▶ **WHAT THIS TASK INVOLVES**:
Your output should be an exact copy of the records, with no pictures in it.

▶ **SOURCE DATA**:

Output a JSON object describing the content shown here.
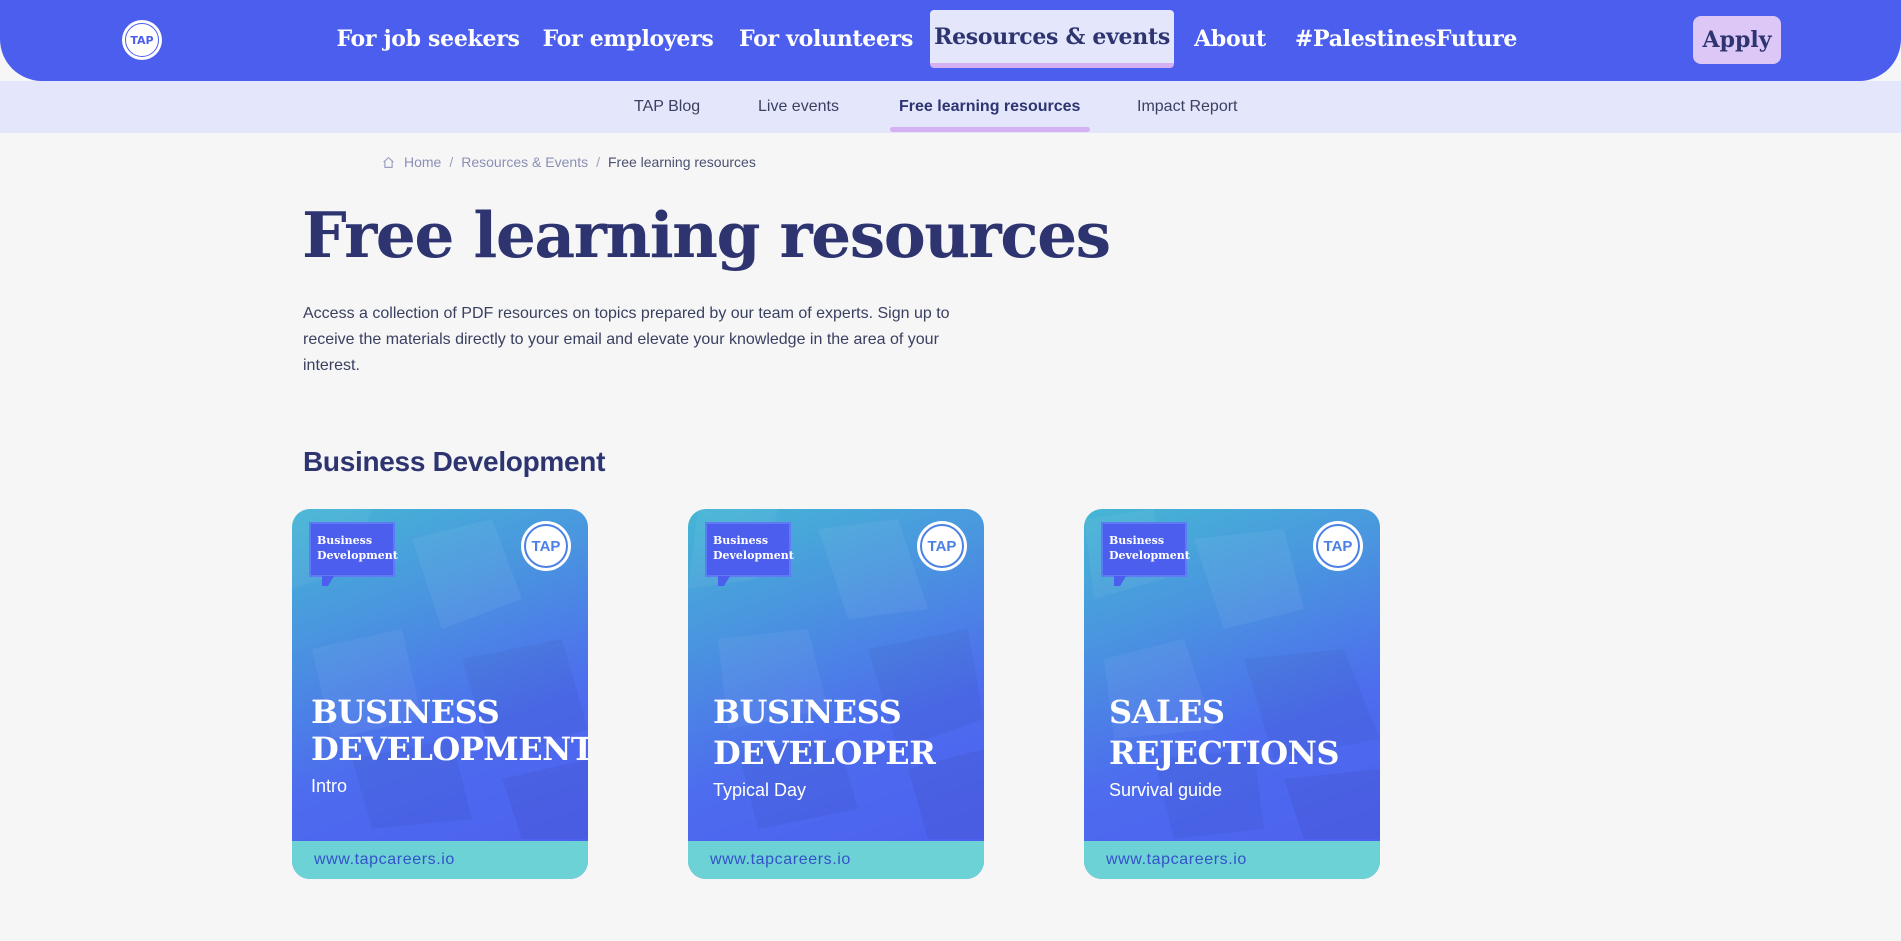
{
  "header": {
    "logo_text": "TAP",
    "nav": [
      {
        "label": "For job seekers"
      },
      {
        "label": "For employers"
      },
      {
        "label": "For volunteers"
      },
      {
        "label": "Resources & events"
      },
      {
        "label": "About"
      },
      {
        "label": "#PalestinesFuture"
      }
    ],
    "apply_label": "Apply"
  },
  "subnav": [
    {
      "label": "TAP Blog"
    },
    {
      "label": "Live events"
    },
    {
      "label": "Free learning resources"
    },
    {
      "label": "Impact Report"
    }
  ],
  "breadcrumb": {
    "home": "Home",
    "section": "Resources & Events",
    "current": "Free learning resources",
    "separator": "/"
  },
  "page": {
    "title": "Free learning resources",
    "intro": "Access a collection of PDF resources on topics prepared by our team of experts. Sign up to receive the materials directly to your email and elevate your knowledge in the area of your interest.",
    "section_title": "Business Development"
  },
  "cards": [
    {
      "tag_line1": "Business",
      "tag_line2": "Development",
      "badge": "TAP",
      "headline1": "BUSINESS",
      "headline2": "DEVELOPMENT",
      "subline": "Intro",
      "footer": "www.tapcareers.io"
    },
    {
      "tag_line1": "Business",
      "tag_line2": "Development",
      "badge": "TAP",
      "headline1": "BUSINESS",
      "headline2": "DEVELOPER",
      "subline": "Typical Day",
      "footer": "www.tapcareers.io"
    },
    {
      "tag_line1": "Business",
      "tag_line2": "Development",
      "badge": "TAP",
      "headline1": "SALES",
      "headline2": "REJECTIONS",
      "subline": "Survival guide",
      "footer": "www.tapcareers.io"
    }
  ],
  "colors": {
    "primary": "#4c5eee",
    "subnav_bg": "#e4e7fc",
    "accent": "#d5b0f2",
    "apply_bg": "#dcc7f7",
    "heading": "#2d3470",
    "card_footer": "#6dd2d5"
  }
}
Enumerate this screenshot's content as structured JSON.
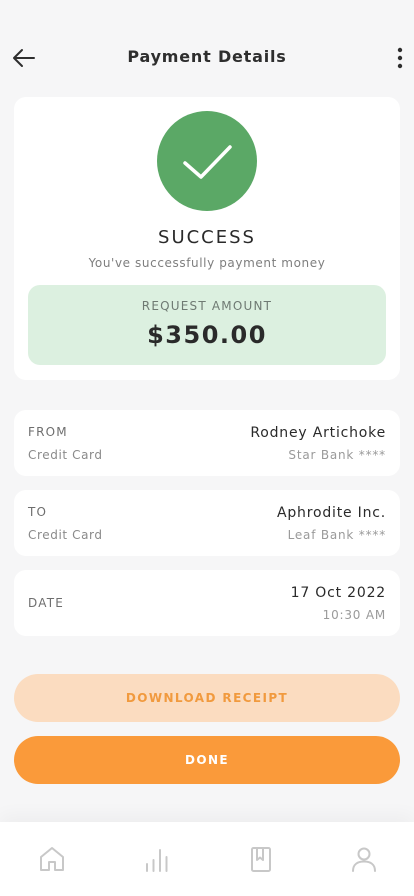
{
  "header": {
    "title": "Payment Details",
    "back_icon": "arrow-left-icon",
    "more_icon": "more-vertical-icon"
  },
  "success": {
    "icon": "check-icon",
    "title": "SUCCESS",
    "subtitle": "You've successfully payment money",
    "amount_label": "REQUEST AMOUNT",
    "amount_value": "$350.00",
    "colors": {
      "circle": "#5ba866",
      "amount_bg": "#dcf0e0"
    }
  },
  "details": {
    "from": {
      "label": "FROM",
      "sublabel": "Credit Card",
      "name": "Rodney Artichoke",
      "bank": "Star Bank ****"
    },
    "to": {
      "label": "TO",
      "sublabel": "Credit Card",
      "name": "Aphrodite Inc.",
      "bank": "Leaf Bank ****"
    },
    "date": {
      "label": "DATE",
      "date": "17 Oct 2022",
      "time": "10:30 AM"
    }
  },
  "actions": {
    "download_label": "DOWNLOAD RECEIPT",
    "done_label": "DONE",
    "colors": {
      "primary": "#fa9a3a",
      "secondary_bg": "#fbdcc0"
    }
  },
  "bottom_nav": {
    "items": [
      {
        "icon": "home-icon"
      },
      {
        "icon": "bar-chart-icon"
      },
      {
        "icon": "receipt-icon"
      },
      {
        "icon": "user-icon"
      }
    ]
  }
}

▶ **RESPONSE BOX**:
Output a JSON object describing the content shown here.
{
  "header": {
    "logo_text": "TAP",
    "nav": [
      {
        "label": "For job seekers"
      },
      {
        "label": "For employers"
      },
      {
        "label": "For volunteers"
      },
      {
        "label": "Resources & events"
      },
      {
        "label": "About"
      },
      {
        "label": "#PalestinesFuture"
      }
    ],
    "apply_label": "Apply"
  },
  "subnav": [
    {
      "label": "TAP Blog"
    },
    {
      "label": "Live events"
    },
    {
      "label": "Free learning resources"
    },
    {
      "label": "Impact Report"
    }
  ],
  "breadcrumb": {
    "home": "Home",
    "section": "Resources & Events",
    "current": "Free learning resources",
    "separator": "/"
  },
  "page": {
    "title": "Free learning resources",
    "intro": "Access a collection of PDF resources on topics prepared by our team of experts. Sign up to receive the materials directly to your email and elevate your knowledge in the area of your interest.",
    "section_title": "Business Development"
  },
  "cards": [
    {
      "tag_line1": "Business",
      "tag_line2": "Development",
      "badge": "TAP",
      "headline1": "BUSINESS",
      "headline2": "DEVELOPMENT",
      "subline": "Intro",
      "footer": "www.tapcareers.io"
    },
    {
      "tag_line1": "Business",
      "tag_line2": "Development",
      "badge": "TAP",
      "headline1": "BUSINESS",
      "headline2": "DEVELOPER",
      "subline": "Typical Day",
      "footer": "www.tapcareers.io"
    },
    {
      "tag_line1": "Business",
      "tag_line2": "Development",
      "badge": "TAP",
      "headline1": "SALES",
      "headline2": "REJECTIONS",
      "subline": "Survival guide",
      "footer": "www.tapcareers.io"
    }
  ],
  "colors": {
    "primary": "#4c5eee",
    "subnav_bg": "#e4e7fc",
    "accent": "#d5b0f2",
    "apply_bg": "#dcc7f7",
    "heading": "#2d3470",
    "card_footer": "#6dd2d5"
  }
}
Enumerate this screenshot's content as structured JSON.
{
  "header": {
    "title": "Payment Details",
    "back_icon": "arrow-left-icon",
    "more_icon": "more-vertical-icon"
  },
  "success": {
    "icon": "check-icon",
    "title": "SUCCESS",
    "subtitle": "You've successfully payment money",
    "amount_label": "REQUEST AMOUNT",
    "amount_value": "$350.00",
    "colors": {
      "circle": "#5ba866",
      "amount_bg": "#dcf0e0"
    }
  },
  "details": {
    "from": {
      "label": "FROM",
      "sublabel": "Credit Card",
      "name": "Rodney Artichoke",
      "bank": "Star Bank ****"
    },
    "to": {
      "label": "TO",
      "sublabel": "Credit Card",
      "name": "Aphrodite Inc.",
      "bank": "Leaf Bank ****"
    },
    "date": {
      "label": "DATE",
      "date": "17 Oct 2022",
      "time": "10:30 AM"
    }
  },
  "actions": {
    "download_label": "DOWNLOAD RECEIPT",
    "done_label": "DONE",
    "colors": {
      "primary": "#fa9a3a",
      "secondary_bg": "#fbdcc0"
    }
  },
  "bottom_nav": {
    "items": [
      {
        "icon": "home-icon"
      },
      {
        "icon": "bar-chart-icon"
      },
      {
        "icon": "receipt-icon"
      },
      {
        "icon": "user-icon"
      }
    ]
  }
}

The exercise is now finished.